[Opening Information supplied section]

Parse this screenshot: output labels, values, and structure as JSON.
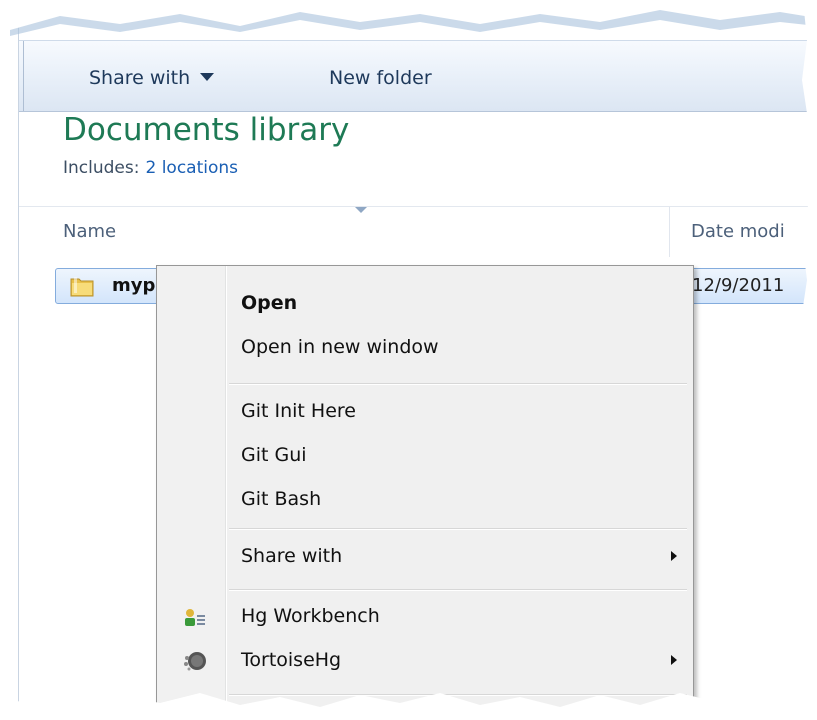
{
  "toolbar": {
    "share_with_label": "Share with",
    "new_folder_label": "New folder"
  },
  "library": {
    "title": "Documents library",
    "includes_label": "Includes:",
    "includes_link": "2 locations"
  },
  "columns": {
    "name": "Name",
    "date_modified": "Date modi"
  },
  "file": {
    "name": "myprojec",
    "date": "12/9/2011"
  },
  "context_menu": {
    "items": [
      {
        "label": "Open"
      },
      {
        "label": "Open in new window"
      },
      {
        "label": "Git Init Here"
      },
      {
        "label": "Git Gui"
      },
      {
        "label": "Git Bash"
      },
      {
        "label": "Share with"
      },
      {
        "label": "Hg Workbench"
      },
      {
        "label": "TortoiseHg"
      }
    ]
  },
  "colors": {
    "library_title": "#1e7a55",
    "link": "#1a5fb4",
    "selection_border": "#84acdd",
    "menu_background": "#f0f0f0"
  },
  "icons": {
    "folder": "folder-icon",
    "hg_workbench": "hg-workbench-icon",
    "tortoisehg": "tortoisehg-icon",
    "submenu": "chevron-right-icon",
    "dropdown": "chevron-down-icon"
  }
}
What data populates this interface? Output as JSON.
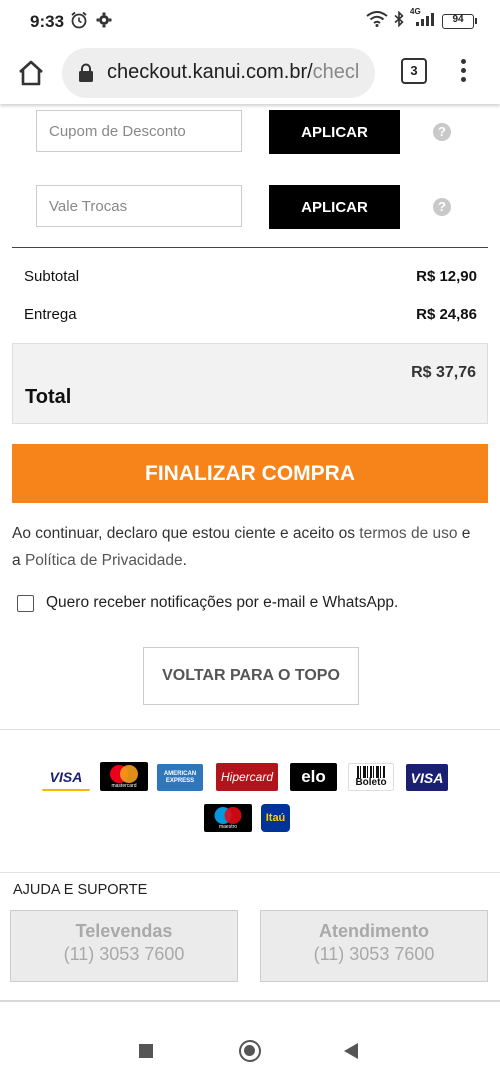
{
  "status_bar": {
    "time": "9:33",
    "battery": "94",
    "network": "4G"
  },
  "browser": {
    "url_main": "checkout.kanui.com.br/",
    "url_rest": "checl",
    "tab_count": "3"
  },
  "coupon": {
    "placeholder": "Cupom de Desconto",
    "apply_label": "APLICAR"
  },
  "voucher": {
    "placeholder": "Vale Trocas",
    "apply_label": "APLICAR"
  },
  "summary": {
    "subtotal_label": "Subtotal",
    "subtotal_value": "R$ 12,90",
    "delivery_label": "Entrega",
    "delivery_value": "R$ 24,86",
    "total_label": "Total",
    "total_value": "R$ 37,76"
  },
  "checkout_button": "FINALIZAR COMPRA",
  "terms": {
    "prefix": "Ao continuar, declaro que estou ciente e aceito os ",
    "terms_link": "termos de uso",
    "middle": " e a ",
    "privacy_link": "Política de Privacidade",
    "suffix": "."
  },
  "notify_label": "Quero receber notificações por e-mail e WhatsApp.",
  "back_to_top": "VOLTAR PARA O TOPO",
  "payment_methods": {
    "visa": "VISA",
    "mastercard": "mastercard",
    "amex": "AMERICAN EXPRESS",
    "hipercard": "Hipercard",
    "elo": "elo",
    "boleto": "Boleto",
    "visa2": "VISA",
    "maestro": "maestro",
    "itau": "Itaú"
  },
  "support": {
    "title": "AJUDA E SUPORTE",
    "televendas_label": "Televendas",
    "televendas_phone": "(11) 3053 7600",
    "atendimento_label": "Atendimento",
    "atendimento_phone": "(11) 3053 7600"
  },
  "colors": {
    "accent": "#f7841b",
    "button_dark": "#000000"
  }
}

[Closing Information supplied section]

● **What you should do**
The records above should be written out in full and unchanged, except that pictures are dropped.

● **Answer box**
Parse this screenshot: output labels, values, and structure as JSON.
{
  "toolbar": {
    "share_with_label": "Share with",
    "new_folder_label": "New folder"
  },
  "library": {
    "title": "Documents library",
    "includes_label": "Includes:",
    "includes_link": "2 locations"
  },
  "columns": {
    "name": "Name",
    "date_modified": "Date modi"
  },
  "file": {
    "name": "myprojec",
    "date": "12/9/2011"
  },
  "context_menu": {
    "items": [
      {
        "label": "Open"
      },
      {
        "label": "Open in new window"
      },
      {
        "label": "Git Init Here"
      },
      {
        "label": "Git Gui"
      },
      {
        "label": "Git Bash"
      },
      {
        "label": "Share with"
      },
      {
        "label": "Hg Workbench"
      },
      {
        "label": "TortoiseHg"
      }
    ]
  },
  "colors": {
    "library_title": "#1e7a55",
    "link": "#1a5fb4",
    "selection_border": "#84acdd",
    "menu_background": "#f0f0f0"
  },
  "icons": {
    "folder": "folder-icon",
    "hg_workbench": "hg-workbench-icon",
    "tortoisehg": "tortoisehg-icon",
    "submenu": "chevron-right-icon",
    "dropdown": "chevron-down-icon"
  }
}
What data populates this interface? Output as JSON.
{
  "status_bar": {
    "time": "9:33",
    "battery": "94",
    "network": "4G"
  },
  "browser": {
    "url_main": "checkout.kanui.com.br/",
    "url_rest": "checl",
    "tab_count": "3"
  },
  "coupon": {
    "placeholder": "Cupom de Desconto",
    "apply_label": "APLICAR"
  },
  "voucher": {
    "placeholder": "Vale Trocas",
    "apply_label": "APLICAR"
  },
  "summary": {
    "subtotal_label": "Subtotal",
    "subtotal_value": "R$ 12,90",
    "delivery_label": "Entrega",
    "delivery_value": "R$ 24,86",
    "total_label": "Total",
    "total_value": "R$ 37,76"
  },
  "checkout_button": "FINALIZAR COMPRA",
  "terms": {
    "prefix": "Ao continuar, declaro que estou ciente e aceito os ",
    "terms_link": "termos de uso",
    "middle": " e a ",
    "privacy_link": "Política de Privacidade",
    "suffix": "."
  },
  "notify_label": "Quero receber notificações por e-mail e WhatsApp.",
  "back_to_top": "VOLTAR PARA O TOPO",
  "payment_methods": {
    "visa": "VISA",
    "mastercard": "mastercard",
    "amex": "AMERICAN EXPRESS",
    "hipercard": "Hipercard",
    "elo": "elo",
    "boleto": "Boleto",
    "visa2": "VISA",
    "maestro": "maestro",
    "itau": "Itaú"
  },
  "support": {
    "title": "AJUDA E SUPORTE",
    "televendas_label": "Televendas",
    "televendas_phone": "(11) 3053 7600",
    "atendimento_label": "Atendimento",
    "atendimento_phone": "(11) 3053 7600"
  },
  "colors": {
    "accent": "#f7841b",
    "button_dark": "#000000"
  }
}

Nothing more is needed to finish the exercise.